South Korean Presidential candidates debated this week how to manage relations with Seoul’s increasingly forceful U.S. ally, as tensions mount over the North Korean nuclear threat.
An early South Korean presidential election, scheduled for May 9, was precipitated by the impeachment of ex-President Park Geun-hye for her alleged involvement in a multi-million dollar corruption scandal. Park is currently under arrest and has been indicted on multiple criminal charges, including bribery for her role in the scandal.
At a presidential debate in Seoul Wednesday, the major party candidates addressed what South Korea can do to resolve the volatile stand-off between North Korea’s defiant development of nuclear weapons and ballistic missiles and repeated warnings by the new administration of U.S. President Donald Trump that it would consider the unilateral use of military force against a provocative act by Pyongyang that threatens U.S. security.
Following the impeachment of the discredited conservative Park, the two leading presidential contenders in public opinion polls are liberal-leaning advocates for increased dialogue and engagement with North Korea. However the frontrunner, the Democratic Party’s Moon Jae-in, stressed his support for harsh sanctions against Pyongyang and the strong military alliance with the United States, and said any differences with U.S. policy could be handled through constructive diplomatic channels.
“I think we need to closely discuss and cooperate with the U.S., which is our ally. In the process, we have to express our opinion to make sure our position is fully adopted,” said Moon.
The second leading contender, Ahn Cheol-soo with the People’s Party, said he would engage in shuttle diplomacy with the U.S. and China to give the Korean people a greater voice to peacefully resolve the longstanding division at the heart of this crisis.
“We have to let them know we need to avoid war and we have to be the main agent in these various situations that determine the fate of South Korea,” he said.
All the candidates, liberal and conservative, agreed with the Trump administration that China must increase pressure on its economically dependent ally in Pyongyang. But they differed on the purpose of the increased sanctions on the Kim Jong Un leadership.

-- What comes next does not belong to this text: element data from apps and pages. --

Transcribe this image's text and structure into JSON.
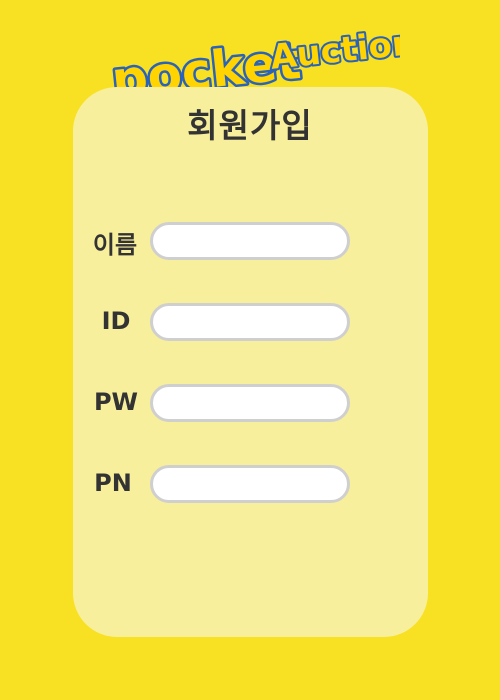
{
  "app": {
    "logo_text_1": "pocket",
    "logo_text_2": "Auction"
  },
  "page": {
    "title": "회원가입"
  },
  "form": {
    "fields": [
      {
        "label": "이름",
        "value": "",
        "placeholder": ""
      },
      {
        "label": "ID",
        "value": "",
        "placeholder": ""
      },
      {
        "label": "PW",
        "value": "",
        "placeholder": ""
      },
      {
        "label": "PN",
        "value": "",
        "placeholder": ""
      }
    ]
  },
  "colors": {
    "background": "#f8e022",
    "card": "#f8ef9c",
    "logo_fill": "#ffd400",
    "logo_outline": "#2b63b8",
    "text": "#333333"
  }
}
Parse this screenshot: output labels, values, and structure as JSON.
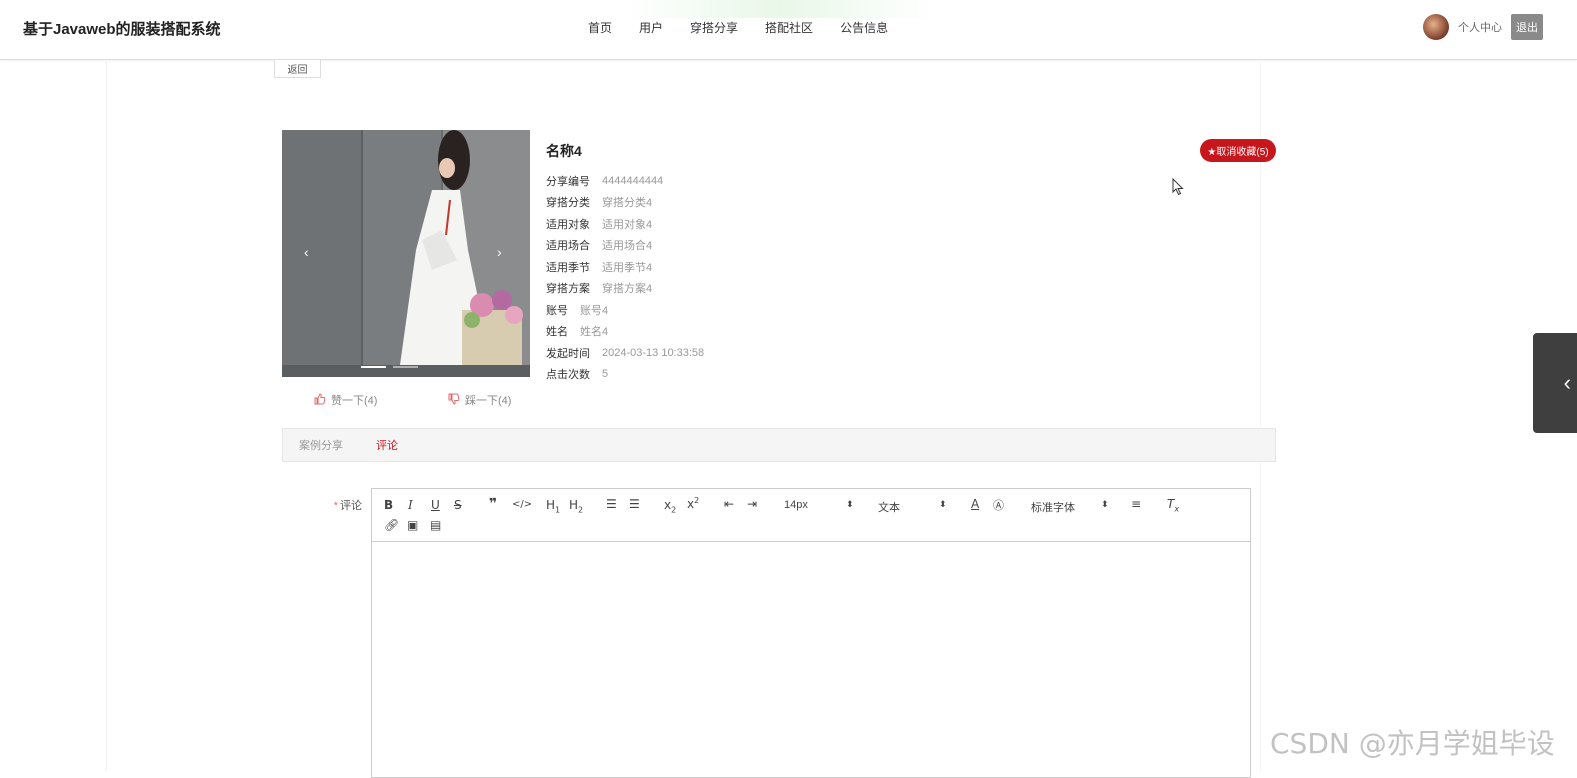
{
  "header": {
    "logo": "基于Javaweb的服装搭配系统",
    "nav": [
      "首页",
      "用户",
      "穿搭分享",
      "搭配社区",
      "公告信息"
    ],
    "user_center": "个人中心",
    "logout": "退出"
  },
  "back_label": "返回",
  "detail": {
    "title": "名称4",
    "favorite_label": "★取消收藏(5)",
    "fields": [
      {
        "k": "分享编号",
        "v": "4444444444"
      },
      {
        "k": "穿搭分类",
        "v": "穿搭分类4"
      },
      {
        "k": "适用对象",
        "v": "适用对象4"
      },
      {
        "k": "适用场合",
        "v": "适用场合4"
      },
      {
        "k": "适用季节",
        "v": "适用季节4"
      },
      {
        "k": "穿搭方案",
        "v": "穿搭方案4"
      },
      {
        "k": "账号",
        "v": "账号4"
      },
      {
        "k": "姓名",
        "v": "姓名4"
      },
      {
        "k": "发起时间",
        "v": "2024-03-13 10:33:58"
      },
      {
        "k": "点击次数",
        "v": "5"
      }
    ],
    "like_label": "赞一下(4)",
    "dislike_label": "踩一下(4)"
  },
  "tabs": [
    {
      "label": "案例分享",
      "active": false
    },
    {
      "label": "评论",
      "active": true
    }
  ],
  "comment": {
    "label": "评论",
    "required_mark": "*",
    "font_size": "14px",
    "block_type": "文本",
    "font_family": "标准字体"
  },
  "watermark": "CSDN @亦月学姐毕设",
  "colors": {
    "accent": "#c8161d",
    "tab_bg": "#f6f5f5",
    "logout_bg": "#8a8a8a"
  }
}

U.S. Vice President Mike Pence this week argued the Kim Jong Un government must be forced to unconditionally dismantle its nuclear and ballistic missiles programs because North Korea violated all past deals that offered economic and security incentives for compliance.
The leading South Korean candidates support sanctions as a means to convince the North to enter multilateral negotiations that would again offer increasing development aid and investment for nuclear concessions.
However, Northeast Asia analyst Daniel Pinkston with Troy University in Seoul said whatever differences may arise between a potentially left leaning government in Seoul and hardliners in Washington, their longstanding alliance will continue to be united by their shared interests and a common enemy.
“I think any difficulty will be manageable particularly since the alliance is mature and very well institutionalized at this time, in the shadow of this increasingly threatening North Korean posture,” said Pinkston.
The conservative candidates criticized Moon for his ambiguous stance on the THAAD missile defense system. Moon said he wants to postpone deploying the U.S. advance anti-missile system until the new president takes office and can evaluate its benefits and drawbacks. But at the debate Moon said he would use the threat of THAAD deployment to pressure China to restrain North Korea.
“For China, we have to make it clear that it is unavoidable to deploy THAAD if North Korea conducts a nuclear test.” he said.
Ahn strongly supports THAAD, as do the conservative candidates. And they all object to China’s coercive tactics to try to pressure South Korea to cancel the missile defense system deployment.
Beijing opposes THAAD as an unnecessary and provocative regional military escalation and has voiced concern that the system’s powerful radar could be used to spy on them and other countries. China has reportedly imposed informal economic sanctions against South Korea by limiting tourism and imports of Korean cosmetics, canceling K-pop concerts and shutting down a number of South Korean department stores in China.
Youmi Kim contributed to this report.